Door-knocking campaign to give recycling advice to 15,000 homes
Around 15,000 local homes will get a visit during November as part of a door-knocking campaign to help people recycle more of the right things.
Teams of recycling advisors will be giving people guidance on what can, and cannot, be recycled.
They will be visiting areas of the borough in which there are a larger number of ‘contaminated’ recycling bags and orange-lidded bins. Contaminated bags and bins are those that have too much waste in them that shouldn’t be there – typically textiles, plastic film from food containers, food waste and electrical items.
Orange-lidded banks, usually used by estates and blocks of flats, tend to be more heavily contaminated than the new-look clear sacks. On rare occasions, when the level of contamination is too high, an entire lorry load of mixed recycling has to be disposed of with the borough’s waste at the energy-from-waste plant at Belvedere, Kent – Wandsworth no longer sends any of its refuse to landfill.
The council’s environment spokesman Jonathan Cook said:
“The message is getting through about contamination – it’s fallen from a peak of around fifth of all recycling in 2011 to 13 per cent this year - but there are still households who need more help and advice. That’s why we and the Western Riverside Waste Authority are carrying out this door knocking campaign.
“Contamination costs council tax payers money, because the council has to pay twice for any contaminated recycling – firstly to sort it out and then to dispose of it along with other general rubbish. We are doing all we can to make recycling as easy as possible. We do not ask residents to sort their rubbish into different bags or boxes as we believe they would prefer to recycle everything together in one bag or bank. But this means it is especially important to understand what can and cannot go in them.”
Teams of advisors from the organisation Enventure will be giving information, answering questions, recording requests for more recycling sacks, and finding out the common reasons why people do not recycle so that the service can be improved in the future.
The only things that should be put in recycling sacks or banks are:
Paper and card/cardboard (excluding shredded paper)
Glass bottles and jars
Plastic bottles, pots tubs and trays
Cans, tins and empty aerosols
Food/drinks cartons (e.g. TetraPaks)
These should all be clean and dry. Food residue should be rinsed off before recycling and all lids should be removed as otherwise they could end up in the sorted glass, causing problems for the companies trying to recycle it.

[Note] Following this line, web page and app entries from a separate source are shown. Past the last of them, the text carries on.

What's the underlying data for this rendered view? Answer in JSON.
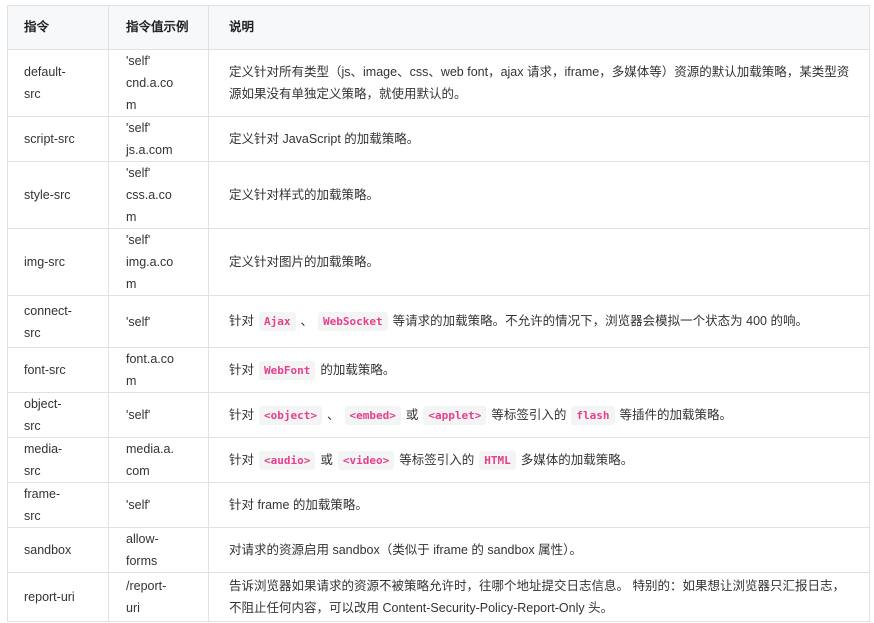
{
  "headers": [
    "指令",
    "指令值示例",
    "说明"
  ],
  "rows": [
    {
      "name": [
        "default-",
        "src"
      ],
      "value": [
        "'self'",
        "cnd.a.co",
        "m"
      ],
      "desc": [
        [
          "t",
          "定义针对所有类型（js、image、css、web font，ajax 请求，iframe，多媒体等）资源的默认加载策略，某类型资源如果没有单独定义策略，就使用默认的。"
        ]
      ]
    },
    {
      "name": [
        "script-src"
      ],
      "value": [
        "'self'",
        "js.a.com"
      ],
      "desc": [
        [
          "t",
          "定义针对 JavaScript 的加载策略。"
        ]
      ]
    },
    {
      "name": [
        "style-src"
      ],
      "value": [
        "'self'",
        "css.a.co",
        "m"
      ],
      "desc": [
        [
          "t",
          "定义针对样式的加载策略。"
        ]
      ]
    },
    {
      "name": [
        "img-src"
      ],
      "value": [
        "'self'",
        "img.a.co",
        "m"
      ],
      "desc": [
        [
          "t",
          "定义针对图片的加载策略。"
        ]
      ]
    },
    {
      "name": [
        "connect-",
        "src"
      ],
      "value": [
        "'self'"
      ],
      "desc": [
        [
          "t",
          "针对"
        ],
        [
          "c",
          "Ajax"
        ],
        [
          "t",
          "、"
        ],
        [
          "c",
          "WebSocket"
        ],
        [
          "t",
          "等请求的加载策略。不允许的情况下，浏览器会模拟一个状态为 400 的响。"
        ]
      ]
    },
    {
      "name": [
        "font-src"
      ],
      "value": [
        "font.a.co",
        "m"
      ],
      "desc": [
        [
          "t",
          "针对"
        ],
        [
          "c",
          "WebFont"
        ],
        [
          "t",
          "的加载策略。"
        ]
      ]
    },
    {
      "name": [
        "object-",
        "src"
      ],
      "value": [
        "'self'"
      ],
      "desc": [
        [
          "t",
          "针对"
        ],
        [
          "c",
          "<object>"
        ],
        [
          "t",
          "、"
        ],
        [
          "c",
          "<embed>"
        ],
        [
          "t",
          "或"
        ],
        [
          "c",
          "<applet>"
        ],
        [
          "t",
          "等标签引入的"
        ],
        [
          "c",
          "flash"
        ],
        [
          "t",
          "等插件的加载策略。"
        ]
      ]
    },
    {
      "name": [
        "media-",
        "src"
      ],
      "value": [
        "media.a.",
        "com"
      ],
      "desc": [
        [
          "t",
          "针对"
        ],
        [
          "c",
          "<audio>"
        ],
        [
          "t",
          "或"
        ],
        [
          "c",
          "<video>"
        ],
        [
          "t",
          "等标签引入的"
        ],
        [
          "c",
          "HTML"
        ],
        [
          "t",
          "多媒体的加载策略。"
        ]
      ]
    },
    {
      "name": [
        "frame-",
        "src"
      ],
      "value": [
        "'self'"
      ],
      "desc": [
        [
          "t",
          "针对 frame 的加载策略。"
        ]
      ]
    },
    {
      "name": [
        "sandbox"
      ],
      "value": [
        "allow-",
        "forms"
      ],
      "desc": [
        [
          "t",
          "对请求的资源启用 sandbox（类似于 iframe 的 sandbox 属性）。"
        ]
      ]
    },
    {
      "name": [
        "report-uri"
      ],
      "value": [
        "/report-",
        "uri"
      ],
      "desc": [
        [
          "t",
          "告诉浏览器如果请求的资源不被策略允许时，往哪个地址提交日志信息。 特别的：如果想让浏览器只汇报日志，不阻止任何内容，可以改用 Content-Security-Policy-Report-Only 头。"
        ]
      ]
    }
  ]
}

Free textile collections from your door are now available from the charity Traid, most plastic films can now be recycled at local supermarkets along with carrier bags, and the public can recycle electrical items at Smugglers Way. Food waste can be composted.
October 31, 2013